The 1.6-liter provides decent low-end pull and the manual-transmission version offers enough thrust to merge into highway traffic with ease, although the engine gets noisy at higher rpm. Shifting the manual gearbox is enjoyable, thanks to the precise gates and smooth clutch. The automatic isn't as peppy, though its gearchanges are smooth and relatively quick. The Rio's ride is smooth and stable, and even at 75 mph, the cabin is hushed. The suspension isn't as composed over broken pavement as we'd like, though, as large impacts tend to shudder through the cabin. Pushed through corners, the Rio responds with predictable body roll and unexpectedly crisp steering.
The Rio's interior, especially in beige, has an airy feel typically lacking in this price bracket.
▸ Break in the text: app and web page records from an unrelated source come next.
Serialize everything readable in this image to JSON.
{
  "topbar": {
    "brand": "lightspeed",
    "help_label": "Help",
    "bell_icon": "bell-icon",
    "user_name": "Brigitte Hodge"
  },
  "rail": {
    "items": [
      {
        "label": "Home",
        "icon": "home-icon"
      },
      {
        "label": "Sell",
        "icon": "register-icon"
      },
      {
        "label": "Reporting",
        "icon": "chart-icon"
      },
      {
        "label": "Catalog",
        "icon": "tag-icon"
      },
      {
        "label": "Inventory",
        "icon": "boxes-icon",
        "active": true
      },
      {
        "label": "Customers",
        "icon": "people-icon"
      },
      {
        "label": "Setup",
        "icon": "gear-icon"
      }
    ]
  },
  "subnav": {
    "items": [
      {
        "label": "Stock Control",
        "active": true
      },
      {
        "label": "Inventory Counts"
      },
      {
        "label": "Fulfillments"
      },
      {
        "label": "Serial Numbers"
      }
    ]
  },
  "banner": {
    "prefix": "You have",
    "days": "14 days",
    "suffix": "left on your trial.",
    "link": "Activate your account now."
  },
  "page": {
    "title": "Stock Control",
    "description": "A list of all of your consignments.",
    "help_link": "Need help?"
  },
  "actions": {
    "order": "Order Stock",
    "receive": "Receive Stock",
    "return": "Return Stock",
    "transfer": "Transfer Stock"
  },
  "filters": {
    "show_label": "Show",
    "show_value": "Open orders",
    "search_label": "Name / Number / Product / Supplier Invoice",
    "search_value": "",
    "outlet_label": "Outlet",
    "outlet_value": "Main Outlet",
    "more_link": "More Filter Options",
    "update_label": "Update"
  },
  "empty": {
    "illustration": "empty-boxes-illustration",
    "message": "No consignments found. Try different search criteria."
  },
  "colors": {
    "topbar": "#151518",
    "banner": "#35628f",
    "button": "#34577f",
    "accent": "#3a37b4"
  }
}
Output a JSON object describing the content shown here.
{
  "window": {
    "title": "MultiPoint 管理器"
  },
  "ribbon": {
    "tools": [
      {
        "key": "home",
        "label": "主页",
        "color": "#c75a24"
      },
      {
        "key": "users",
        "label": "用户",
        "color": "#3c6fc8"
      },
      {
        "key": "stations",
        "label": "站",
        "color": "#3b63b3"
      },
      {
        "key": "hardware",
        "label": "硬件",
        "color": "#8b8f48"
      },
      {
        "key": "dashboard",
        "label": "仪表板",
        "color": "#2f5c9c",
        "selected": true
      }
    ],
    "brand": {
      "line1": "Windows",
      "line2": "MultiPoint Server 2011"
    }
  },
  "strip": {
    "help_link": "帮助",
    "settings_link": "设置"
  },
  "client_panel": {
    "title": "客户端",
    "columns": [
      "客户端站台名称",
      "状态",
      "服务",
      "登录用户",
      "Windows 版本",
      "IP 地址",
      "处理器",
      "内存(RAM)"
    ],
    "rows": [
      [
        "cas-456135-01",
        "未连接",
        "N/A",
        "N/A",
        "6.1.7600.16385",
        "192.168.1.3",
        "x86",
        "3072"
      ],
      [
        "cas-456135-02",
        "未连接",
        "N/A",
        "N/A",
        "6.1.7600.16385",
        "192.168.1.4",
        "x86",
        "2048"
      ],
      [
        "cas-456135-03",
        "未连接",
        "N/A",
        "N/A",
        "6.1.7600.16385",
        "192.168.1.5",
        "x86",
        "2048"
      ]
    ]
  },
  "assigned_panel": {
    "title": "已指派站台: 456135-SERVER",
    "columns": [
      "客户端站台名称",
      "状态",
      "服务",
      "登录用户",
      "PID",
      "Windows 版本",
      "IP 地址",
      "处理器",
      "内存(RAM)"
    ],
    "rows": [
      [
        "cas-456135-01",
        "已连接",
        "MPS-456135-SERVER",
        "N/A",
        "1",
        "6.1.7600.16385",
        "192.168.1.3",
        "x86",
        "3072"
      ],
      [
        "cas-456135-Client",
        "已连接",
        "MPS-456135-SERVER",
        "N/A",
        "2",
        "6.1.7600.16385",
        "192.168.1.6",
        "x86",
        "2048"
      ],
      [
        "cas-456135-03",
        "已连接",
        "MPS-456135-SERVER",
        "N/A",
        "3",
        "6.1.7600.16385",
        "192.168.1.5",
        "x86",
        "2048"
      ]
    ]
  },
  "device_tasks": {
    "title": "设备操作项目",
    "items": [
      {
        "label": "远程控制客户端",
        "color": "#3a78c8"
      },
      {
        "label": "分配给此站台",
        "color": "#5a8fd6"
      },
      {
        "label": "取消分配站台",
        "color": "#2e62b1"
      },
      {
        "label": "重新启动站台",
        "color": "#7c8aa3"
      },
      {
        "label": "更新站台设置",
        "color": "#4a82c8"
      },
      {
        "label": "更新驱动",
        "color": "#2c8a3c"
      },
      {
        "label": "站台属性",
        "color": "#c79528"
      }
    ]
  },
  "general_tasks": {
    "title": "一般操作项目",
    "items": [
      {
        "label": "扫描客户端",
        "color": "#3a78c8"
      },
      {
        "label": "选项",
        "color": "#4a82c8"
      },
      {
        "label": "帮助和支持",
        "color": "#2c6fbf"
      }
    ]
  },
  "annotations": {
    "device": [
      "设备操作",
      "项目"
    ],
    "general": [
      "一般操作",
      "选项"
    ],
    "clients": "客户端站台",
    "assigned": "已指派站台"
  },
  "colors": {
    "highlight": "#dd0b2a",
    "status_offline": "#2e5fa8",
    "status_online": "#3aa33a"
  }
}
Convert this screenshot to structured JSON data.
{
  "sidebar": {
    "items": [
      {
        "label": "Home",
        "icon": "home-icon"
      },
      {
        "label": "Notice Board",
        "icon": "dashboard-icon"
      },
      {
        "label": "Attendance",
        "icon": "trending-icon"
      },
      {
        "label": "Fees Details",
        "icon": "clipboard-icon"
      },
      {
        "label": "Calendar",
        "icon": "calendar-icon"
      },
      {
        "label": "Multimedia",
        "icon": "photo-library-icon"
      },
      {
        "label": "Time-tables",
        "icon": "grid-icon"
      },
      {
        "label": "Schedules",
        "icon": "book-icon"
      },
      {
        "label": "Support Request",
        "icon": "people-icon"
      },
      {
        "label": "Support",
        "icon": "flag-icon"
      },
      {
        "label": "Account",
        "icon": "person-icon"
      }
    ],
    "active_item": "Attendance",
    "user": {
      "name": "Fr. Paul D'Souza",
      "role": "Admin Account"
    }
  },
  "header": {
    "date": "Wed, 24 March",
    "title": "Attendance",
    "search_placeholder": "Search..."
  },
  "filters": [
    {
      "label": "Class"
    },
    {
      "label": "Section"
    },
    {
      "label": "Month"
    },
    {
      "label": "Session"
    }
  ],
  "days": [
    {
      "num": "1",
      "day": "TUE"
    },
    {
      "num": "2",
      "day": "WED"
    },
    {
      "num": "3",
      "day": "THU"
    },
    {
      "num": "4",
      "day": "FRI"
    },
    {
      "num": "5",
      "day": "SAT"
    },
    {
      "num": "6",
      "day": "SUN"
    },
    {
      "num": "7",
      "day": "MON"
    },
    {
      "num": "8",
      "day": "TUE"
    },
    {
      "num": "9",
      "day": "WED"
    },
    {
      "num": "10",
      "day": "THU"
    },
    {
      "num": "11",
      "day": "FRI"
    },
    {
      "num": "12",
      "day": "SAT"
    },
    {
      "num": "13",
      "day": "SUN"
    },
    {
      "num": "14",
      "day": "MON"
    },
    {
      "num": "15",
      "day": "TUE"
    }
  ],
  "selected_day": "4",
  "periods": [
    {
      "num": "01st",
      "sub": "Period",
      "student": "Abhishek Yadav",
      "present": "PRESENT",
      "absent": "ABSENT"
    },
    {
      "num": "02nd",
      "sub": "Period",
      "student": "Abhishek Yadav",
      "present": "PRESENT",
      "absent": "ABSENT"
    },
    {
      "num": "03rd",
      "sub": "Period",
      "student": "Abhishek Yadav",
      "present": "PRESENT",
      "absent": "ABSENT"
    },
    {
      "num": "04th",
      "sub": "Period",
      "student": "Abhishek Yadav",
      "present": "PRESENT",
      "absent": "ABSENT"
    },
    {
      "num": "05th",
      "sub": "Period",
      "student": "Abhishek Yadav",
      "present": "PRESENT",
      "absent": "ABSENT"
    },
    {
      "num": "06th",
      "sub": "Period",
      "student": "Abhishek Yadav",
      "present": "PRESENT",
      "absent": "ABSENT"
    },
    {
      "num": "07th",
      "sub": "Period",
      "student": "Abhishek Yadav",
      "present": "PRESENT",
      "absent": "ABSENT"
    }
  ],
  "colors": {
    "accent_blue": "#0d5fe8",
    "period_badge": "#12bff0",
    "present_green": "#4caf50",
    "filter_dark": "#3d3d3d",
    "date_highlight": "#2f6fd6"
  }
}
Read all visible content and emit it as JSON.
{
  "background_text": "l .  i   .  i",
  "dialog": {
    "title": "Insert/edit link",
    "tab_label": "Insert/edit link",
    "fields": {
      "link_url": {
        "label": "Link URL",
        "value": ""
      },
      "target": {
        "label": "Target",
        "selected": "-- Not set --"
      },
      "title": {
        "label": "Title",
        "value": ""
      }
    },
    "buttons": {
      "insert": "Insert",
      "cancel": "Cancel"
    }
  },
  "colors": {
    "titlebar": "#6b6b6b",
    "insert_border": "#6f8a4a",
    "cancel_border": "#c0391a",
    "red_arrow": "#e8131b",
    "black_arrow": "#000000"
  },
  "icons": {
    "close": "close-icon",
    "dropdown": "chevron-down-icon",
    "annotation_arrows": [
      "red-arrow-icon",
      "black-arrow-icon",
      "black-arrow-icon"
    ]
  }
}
The materials quality is generally above average, though a few of the plastics aren't up to Honda levels. Seat comfort is very good for most body types, though drivers over 6 feet tall may get fidgety after more than an hour behind the wheel. A fold-down armrest is standard for the driver, but we'd prefer a more traditional center console box that provides this feature for both front occupants along with handy storage space. In back, headroom is a bit tight for 6-footers, but legroom is fully adequate and the tall bench provides good thigh support.
Edmunds expert review process
This review was written by a member of Edmunds' editorial team of expert car reviewers. Our team drives every car you can buy. We put the vehicles through rigorous testing, evaluating how they drive and comparing them in detail to their competitors.
We're also regular people like you, so we pay attention to all the different ways people use their cars every day. We want to know if there's enough room for our families and our weekend gear and whether or not our favorite drink fits in the cupholder. Our editors want to help you make the best decision on a car that fits your life.